Goal of the exercise →
For this exercise, repeat the whole listing below exactly. Leave the pictures out.

Exercise data →
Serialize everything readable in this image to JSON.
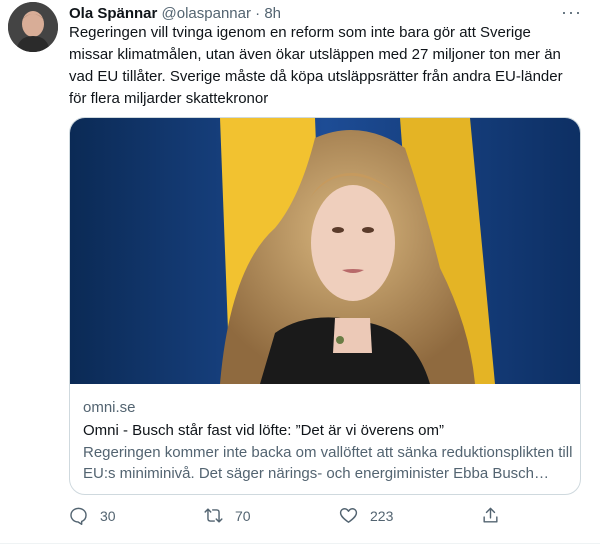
{
  "tweet": {
    "author_name": "Ola Spännar",
    "author_handle": "@olaspannar",
    "separator": "·",
    "time": "8h",
    "more": "···",
    "text": "Regeringen vill tvinga igenom en reform som inte bara gör att Sverige missar klimatmålen, utan även ökar utsläppen med 27 miljoner ton mer än vad EU tillåter. Sverige måste då köpa utsläppsrätter från andra EU-länder för flera miljarder skattekronor"
  },
  "card": {
    "domain": "omni.se",
    "title": "Omni - Busch står fast vid löfte: ”Det är vi överens om”",
    "description": "Regeringen kommer inte backa om vallöftet att sänka reduktionsplikten till EU:s miniminivå. Det säger närings- och energiminister Ebba Busch…"
  },
  "actions": {
    "replies": "30",
    "retweets": "70",
    "likes": "223"
  },
  "colors": {
    "text_primary": "#0f1419",
    "text_secondary": "#536471",
    "border": "#cfd9de",
    "flag_blue": "#1f4e9a",
    "flag_yellow": "#f2c230"
  }
}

Solved exercise →
Serialize everything readable in this image to JSON.
{
  "tweet": {
    "author_name": "Ola Spännar",
    "author_handle": "@olaspannar",
    "separator": "·",
    "time": "8h",
    "more": "···",
    "text": "Regeringen vill tvinga igenom en reform som inte bara gör att Sverige missar klimatmålen, utan även ökar utsläppen med 27 miljoner ton mer än vad EU tillåter. Sverige måste då köpa utsläppsrätter från andra EU-länder för flera miljarder skattekronor"
  },
  "card": {
    "domain": "omni.se",
    "title": "Omni - Busch står fast vid löfte: ”Det är vi överens om”",
    "description": "Regeringen kommer inte backa om vallöftet att sänka reduktionsplikten till EU:s miniminivå. Det säger närings- och energiminister Ebba Busch…"
  },
  "actions": {
    "replies": "30",
    "retweets": "70",
    "likes": "223"
  },
  "colors": {
    "text_primary": "#0f1419",
    "text_secondary": "#536471",
    "border": "#cfd9de",
    "flag_blue": "#1f4e9a",
    "flag_yellow": "#f2c230"
  }
}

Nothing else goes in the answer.